* EXERCISE AIM
Go through the entries below and say how many lines hold the word "icon". Nothing else is needed.
++++ RECORDS PROVIDED ++++
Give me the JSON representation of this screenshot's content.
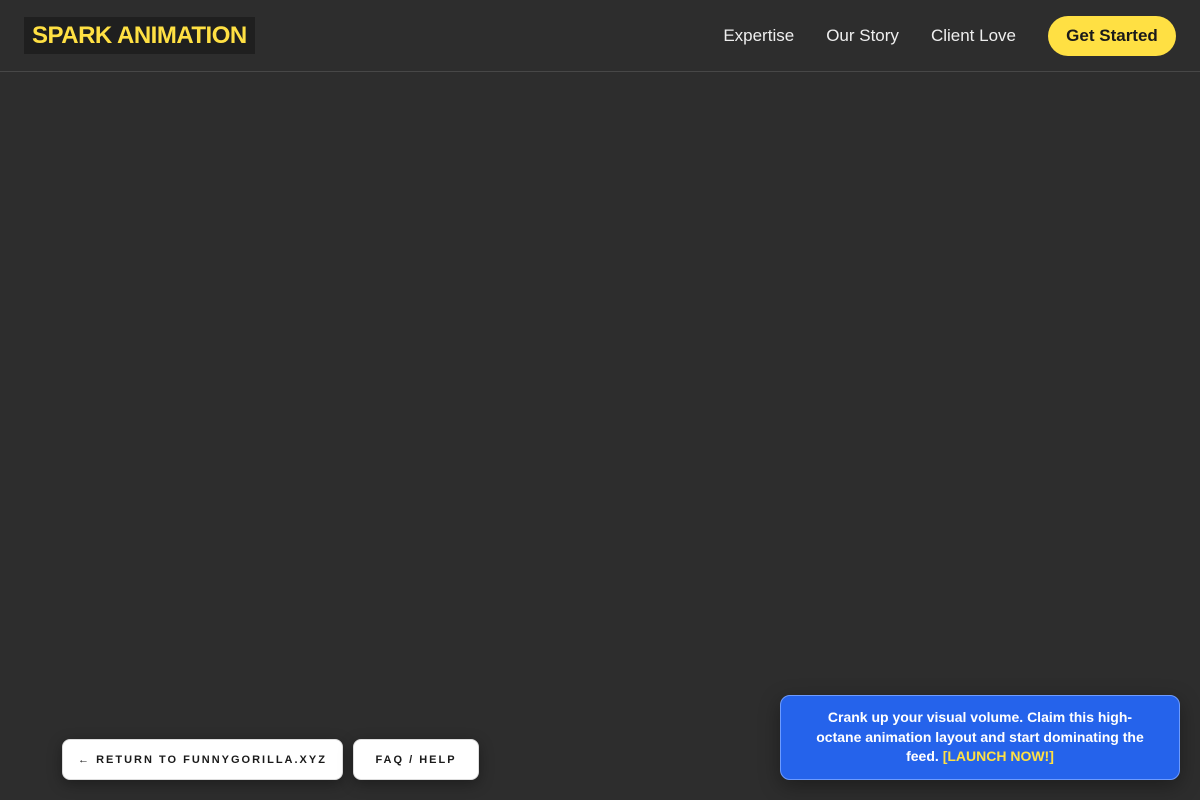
{
  "header": {
    "logo": "SPARK ANIMATION",
    "nav": [
      {
        "label": "Expertise"
      },
      {
        "label": "Our Story"
      },
      {
        "label": "Client Love"
      }
    ],
    "cta_label": "Get Started"
  },
  "footer_buttons": {
    "return_label": "← RETURN TO FUNNYGORILLA.XYZ",
    "faq_label": "FAQ / HELP"
  },
  "promo": {
    "text": "Crank up your visual volume. Claim this high-octane animation layout and start dominating the feed.",
    "link_label": "[LAUNCH NOW!]"
  },
  "colors": {
    "background": "#2d2d2d",
    "accent": "#ffe043",
    "promo_blue": "#2563eb"
  }
}
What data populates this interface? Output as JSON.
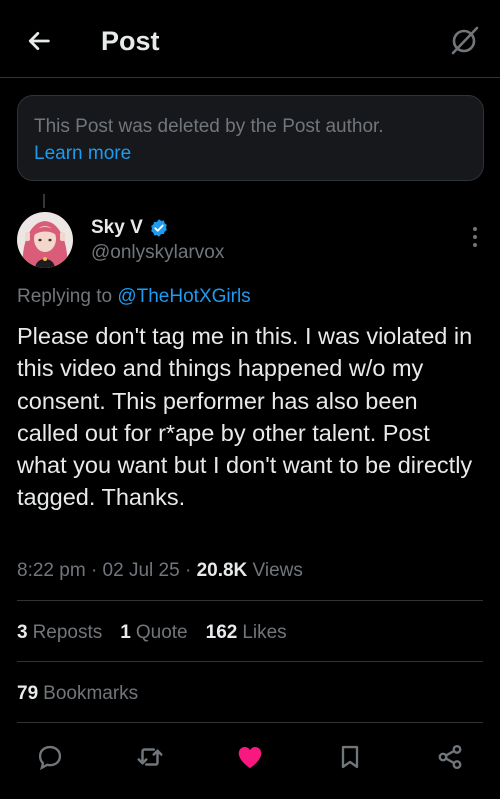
{
  "header": {
    "title": "Post",
    "back_icon": "arrow-left-icon",
    "grok_icon": "grok-icon"
  },
  "deleted_notice": {
    "text": "This Post was deleted by the Post author.",
    "link": "Learn more"
  },
  "author": {
    "display_name": "Sky V",
    "handle": "@onlyskylarvox",
    "verified": true
  },
  "reply_context": {
    "prefix": "Replying to",
    "mention": "@TheHotXGirls"
  },
  "post": {
    "text": "Please don't tag me in this. I was violated in this video and things happened w/o my consent. This performer has also been called out for r*ape by other talent. Post what you want but I don't want to be directly tagged. Thanks.",
    "time": "8:22 pm",
    "date": "02 Jul 25",
    "views_count": "20.8K",
    "views_label": "Views"
  },
  "stats": {
    "reposts_count": "3",
    "reposts_label": "Reposts",
    "quotes_count": "1",
    "quotes_label": "Quote",
    "likes_count": "162",
    "likes_label": "Likes",
    "bookmarks_count": "79",
    "bookmarks_label": "Bookmarks"
  },
  "actions": {
    "reply_icon": "reply-icon",
    "repost_icon": "repost-icon",
    "like_icon": "heart-icon",
    "bookmark_icon": "bookmark-icon",
    "share_icon": "share-icon"
  },
  "colors": {
    "background": "#000000",
    "text": "#e7e9ea",
    "secondary": "#71767b",
    "accent": "#1d9bf0",
    "like": "#f91880"
  }
}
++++
* OUTPUT OF THE EXERCISE
7